--- Instructions for the task ---
Among the records that follow, find each line holding the word "name" and copy it.

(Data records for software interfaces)

========

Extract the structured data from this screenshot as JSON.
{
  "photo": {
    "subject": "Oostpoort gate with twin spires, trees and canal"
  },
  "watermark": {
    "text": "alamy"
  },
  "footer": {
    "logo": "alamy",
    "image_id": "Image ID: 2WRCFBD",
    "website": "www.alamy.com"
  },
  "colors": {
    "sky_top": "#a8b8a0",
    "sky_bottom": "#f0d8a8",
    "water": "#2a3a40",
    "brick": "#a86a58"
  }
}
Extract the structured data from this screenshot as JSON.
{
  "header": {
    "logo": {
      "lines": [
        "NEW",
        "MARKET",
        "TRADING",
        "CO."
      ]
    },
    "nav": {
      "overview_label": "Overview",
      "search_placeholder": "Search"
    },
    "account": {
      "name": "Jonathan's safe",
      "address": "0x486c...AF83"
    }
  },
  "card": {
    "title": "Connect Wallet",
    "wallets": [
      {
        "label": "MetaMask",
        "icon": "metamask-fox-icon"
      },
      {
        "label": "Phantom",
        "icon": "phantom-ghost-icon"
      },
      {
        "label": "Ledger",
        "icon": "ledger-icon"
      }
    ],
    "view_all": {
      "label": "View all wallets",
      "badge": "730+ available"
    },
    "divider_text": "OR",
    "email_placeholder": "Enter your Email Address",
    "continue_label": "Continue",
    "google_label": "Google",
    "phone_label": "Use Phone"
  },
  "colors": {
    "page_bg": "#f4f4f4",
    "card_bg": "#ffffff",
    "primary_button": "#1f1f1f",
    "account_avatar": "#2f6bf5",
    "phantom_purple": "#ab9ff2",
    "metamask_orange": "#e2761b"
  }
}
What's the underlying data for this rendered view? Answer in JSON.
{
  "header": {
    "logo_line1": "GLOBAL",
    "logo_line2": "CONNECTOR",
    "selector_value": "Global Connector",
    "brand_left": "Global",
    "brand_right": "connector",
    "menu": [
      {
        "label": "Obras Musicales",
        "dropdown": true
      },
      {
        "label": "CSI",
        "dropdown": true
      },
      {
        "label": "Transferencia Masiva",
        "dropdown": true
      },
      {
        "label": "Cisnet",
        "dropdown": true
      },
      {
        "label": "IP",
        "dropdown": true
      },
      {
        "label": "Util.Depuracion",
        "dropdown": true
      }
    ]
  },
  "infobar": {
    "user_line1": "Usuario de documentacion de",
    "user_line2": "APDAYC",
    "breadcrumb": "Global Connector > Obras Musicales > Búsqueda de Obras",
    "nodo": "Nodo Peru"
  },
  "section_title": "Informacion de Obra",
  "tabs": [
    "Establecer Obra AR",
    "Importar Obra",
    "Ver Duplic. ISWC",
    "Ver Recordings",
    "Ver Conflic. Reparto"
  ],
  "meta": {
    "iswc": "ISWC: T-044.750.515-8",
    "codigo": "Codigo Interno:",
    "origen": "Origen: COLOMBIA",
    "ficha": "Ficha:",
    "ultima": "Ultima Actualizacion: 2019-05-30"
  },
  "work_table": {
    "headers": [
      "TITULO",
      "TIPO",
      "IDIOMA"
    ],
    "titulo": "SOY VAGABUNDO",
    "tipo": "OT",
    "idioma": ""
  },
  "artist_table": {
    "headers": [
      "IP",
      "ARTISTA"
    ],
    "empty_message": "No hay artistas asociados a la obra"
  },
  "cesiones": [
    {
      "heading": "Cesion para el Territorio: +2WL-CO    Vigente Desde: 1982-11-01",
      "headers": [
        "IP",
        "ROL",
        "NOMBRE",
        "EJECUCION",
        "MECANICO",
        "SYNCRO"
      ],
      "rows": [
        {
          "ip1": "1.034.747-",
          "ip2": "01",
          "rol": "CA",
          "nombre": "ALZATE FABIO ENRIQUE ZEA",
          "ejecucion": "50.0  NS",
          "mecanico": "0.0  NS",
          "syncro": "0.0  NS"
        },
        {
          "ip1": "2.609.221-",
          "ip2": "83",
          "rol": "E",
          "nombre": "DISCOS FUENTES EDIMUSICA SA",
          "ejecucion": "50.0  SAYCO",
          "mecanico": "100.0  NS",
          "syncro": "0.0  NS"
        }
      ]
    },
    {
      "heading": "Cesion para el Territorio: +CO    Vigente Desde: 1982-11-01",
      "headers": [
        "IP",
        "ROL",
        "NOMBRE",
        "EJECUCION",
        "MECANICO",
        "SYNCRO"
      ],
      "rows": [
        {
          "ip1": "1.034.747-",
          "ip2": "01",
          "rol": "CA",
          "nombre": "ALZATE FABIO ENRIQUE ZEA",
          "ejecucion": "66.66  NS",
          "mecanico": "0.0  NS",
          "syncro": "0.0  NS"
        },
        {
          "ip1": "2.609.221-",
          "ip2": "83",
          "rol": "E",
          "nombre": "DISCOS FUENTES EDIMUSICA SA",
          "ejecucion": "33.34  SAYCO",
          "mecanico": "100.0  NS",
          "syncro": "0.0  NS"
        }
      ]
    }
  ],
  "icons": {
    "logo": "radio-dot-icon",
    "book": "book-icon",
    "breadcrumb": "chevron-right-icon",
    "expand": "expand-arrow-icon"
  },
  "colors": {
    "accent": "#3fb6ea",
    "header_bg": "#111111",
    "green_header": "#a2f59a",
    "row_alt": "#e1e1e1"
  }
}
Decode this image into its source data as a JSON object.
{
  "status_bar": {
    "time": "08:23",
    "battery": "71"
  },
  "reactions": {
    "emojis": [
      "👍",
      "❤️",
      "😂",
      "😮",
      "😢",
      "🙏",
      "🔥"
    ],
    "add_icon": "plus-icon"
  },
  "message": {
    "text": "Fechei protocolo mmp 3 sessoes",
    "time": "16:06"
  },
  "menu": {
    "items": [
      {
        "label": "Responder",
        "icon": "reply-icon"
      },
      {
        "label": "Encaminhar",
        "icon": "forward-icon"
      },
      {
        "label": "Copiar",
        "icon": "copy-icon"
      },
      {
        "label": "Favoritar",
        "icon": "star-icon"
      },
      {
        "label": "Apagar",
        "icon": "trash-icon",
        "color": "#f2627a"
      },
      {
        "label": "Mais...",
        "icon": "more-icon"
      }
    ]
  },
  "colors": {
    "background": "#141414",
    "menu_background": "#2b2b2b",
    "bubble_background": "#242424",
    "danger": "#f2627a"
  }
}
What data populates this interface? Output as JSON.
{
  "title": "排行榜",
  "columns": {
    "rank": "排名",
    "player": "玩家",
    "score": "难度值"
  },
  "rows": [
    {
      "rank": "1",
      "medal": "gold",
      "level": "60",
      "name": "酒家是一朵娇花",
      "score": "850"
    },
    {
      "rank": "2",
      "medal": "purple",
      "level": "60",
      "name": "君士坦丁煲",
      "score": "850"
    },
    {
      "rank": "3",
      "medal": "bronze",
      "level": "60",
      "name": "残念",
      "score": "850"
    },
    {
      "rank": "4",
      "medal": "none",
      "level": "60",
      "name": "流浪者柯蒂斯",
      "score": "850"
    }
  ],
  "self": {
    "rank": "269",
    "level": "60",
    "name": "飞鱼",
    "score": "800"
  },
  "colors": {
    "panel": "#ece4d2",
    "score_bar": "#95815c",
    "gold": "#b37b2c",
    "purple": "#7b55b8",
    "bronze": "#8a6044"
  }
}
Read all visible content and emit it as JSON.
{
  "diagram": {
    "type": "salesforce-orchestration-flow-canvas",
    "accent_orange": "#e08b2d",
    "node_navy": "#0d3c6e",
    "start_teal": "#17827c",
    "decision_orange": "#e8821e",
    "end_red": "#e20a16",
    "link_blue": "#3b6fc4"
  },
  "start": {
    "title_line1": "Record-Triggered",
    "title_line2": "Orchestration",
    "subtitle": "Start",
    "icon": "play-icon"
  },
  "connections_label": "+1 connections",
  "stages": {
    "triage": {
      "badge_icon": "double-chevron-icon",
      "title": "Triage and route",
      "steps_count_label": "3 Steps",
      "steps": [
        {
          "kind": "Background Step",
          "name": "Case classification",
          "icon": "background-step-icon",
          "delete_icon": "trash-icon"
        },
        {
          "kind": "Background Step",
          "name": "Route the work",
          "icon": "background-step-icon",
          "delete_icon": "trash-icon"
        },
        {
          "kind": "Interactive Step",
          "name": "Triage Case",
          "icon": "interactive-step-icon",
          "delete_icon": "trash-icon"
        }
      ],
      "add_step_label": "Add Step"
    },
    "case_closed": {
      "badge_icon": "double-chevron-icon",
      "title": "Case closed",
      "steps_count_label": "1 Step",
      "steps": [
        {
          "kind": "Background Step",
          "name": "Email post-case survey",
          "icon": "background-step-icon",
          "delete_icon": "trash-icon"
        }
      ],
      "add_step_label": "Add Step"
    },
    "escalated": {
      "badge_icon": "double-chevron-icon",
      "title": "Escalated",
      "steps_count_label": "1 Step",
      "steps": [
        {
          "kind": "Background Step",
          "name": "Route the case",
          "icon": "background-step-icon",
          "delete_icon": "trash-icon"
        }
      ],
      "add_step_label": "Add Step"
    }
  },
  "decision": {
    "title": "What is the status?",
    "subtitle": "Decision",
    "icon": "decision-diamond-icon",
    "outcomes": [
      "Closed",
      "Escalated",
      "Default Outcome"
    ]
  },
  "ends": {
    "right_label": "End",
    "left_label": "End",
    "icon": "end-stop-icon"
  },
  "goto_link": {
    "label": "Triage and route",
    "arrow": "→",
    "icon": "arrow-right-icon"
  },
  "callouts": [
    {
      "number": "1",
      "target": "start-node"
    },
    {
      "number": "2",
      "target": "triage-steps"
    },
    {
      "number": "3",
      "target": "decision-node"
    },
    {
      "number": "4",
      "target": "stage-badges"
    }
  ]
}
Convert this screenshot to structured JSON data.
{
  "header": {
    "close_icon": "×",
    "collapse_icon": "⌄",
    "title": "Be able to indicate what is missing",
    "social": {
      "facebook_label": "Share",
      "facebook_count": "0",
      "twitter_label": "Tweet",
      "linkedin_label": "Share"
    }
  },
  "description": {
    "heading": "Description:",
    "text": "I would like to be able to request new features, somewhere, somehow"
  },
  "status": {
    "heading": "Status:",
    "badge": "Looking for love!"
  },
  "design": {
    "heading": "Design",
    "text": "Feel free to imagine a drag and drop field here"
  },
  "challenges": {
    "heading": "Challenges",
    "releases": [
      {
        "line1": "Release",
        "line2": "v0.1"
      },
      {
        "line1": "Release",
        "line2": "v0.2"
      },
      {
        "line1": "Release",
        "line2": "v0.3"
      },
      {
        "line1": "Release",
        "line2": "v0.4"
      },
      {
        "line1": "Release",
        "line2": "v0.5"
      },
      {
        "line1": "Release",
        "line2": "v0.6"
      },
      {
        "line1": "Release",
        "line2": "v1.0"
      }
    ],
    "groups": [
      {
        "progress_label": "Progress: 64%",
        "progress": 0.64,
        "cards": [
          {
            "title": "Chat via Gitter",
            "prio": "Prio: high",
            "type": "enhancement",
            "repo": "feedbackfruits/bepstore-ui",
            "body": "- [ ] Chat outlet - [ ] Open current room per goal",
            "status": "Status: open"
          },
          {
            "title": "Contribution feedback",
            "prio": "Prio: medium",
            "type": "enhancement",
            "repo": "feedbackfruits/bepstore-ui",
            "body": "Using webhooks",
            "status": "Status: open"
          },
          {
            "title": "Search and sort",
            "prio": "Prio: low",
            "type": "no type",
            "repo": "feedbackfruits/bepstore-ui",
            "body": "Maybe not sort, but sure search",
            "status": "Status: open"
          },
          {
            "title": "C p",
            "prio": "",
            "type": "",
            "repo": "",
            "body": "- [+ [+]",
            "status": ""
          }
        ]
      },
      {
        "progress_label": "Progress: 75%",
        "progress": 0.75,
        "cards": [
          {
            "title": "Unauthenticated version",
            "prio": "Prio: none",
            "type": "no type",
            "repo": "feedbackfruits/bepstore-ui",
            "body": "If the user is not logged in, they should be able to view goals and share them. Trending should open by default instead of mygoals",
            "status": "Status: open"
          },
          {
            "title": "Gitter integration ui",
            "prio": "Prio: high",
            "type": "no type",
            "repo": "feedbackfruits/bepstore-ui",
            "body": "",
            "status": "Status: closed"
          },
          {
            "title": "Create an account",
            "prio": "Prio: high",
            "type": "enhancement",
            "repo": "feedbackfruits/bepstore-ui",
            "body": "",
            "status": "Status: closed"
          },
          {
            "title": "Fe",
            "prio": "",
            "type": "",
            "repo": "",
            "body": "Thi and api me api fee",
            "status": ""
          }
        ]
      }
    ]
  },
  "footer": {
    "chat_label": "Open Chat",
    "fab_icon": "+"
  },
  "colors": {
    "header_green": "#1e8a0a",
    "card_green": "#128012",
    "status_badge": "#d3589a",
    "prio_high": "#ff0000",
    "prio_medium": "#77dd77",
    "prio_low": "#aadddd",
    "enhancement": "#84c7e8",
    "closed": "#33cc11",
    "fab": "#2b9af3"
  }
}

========

--- Worked solution ---
      "name": "Jonathan's safe",
      "name": "酒家是一朵娇花",
      "name": "君士坦丁煲",
      "name": "残念",
      "name": "流浪者柯蒂斯",
    "name": "飞鱼",
          "name": "Case classification",
          "name": "Route the work",
          "name": "Triage Case",
          "name": "Email post-case survey",
          "name": "Route the case",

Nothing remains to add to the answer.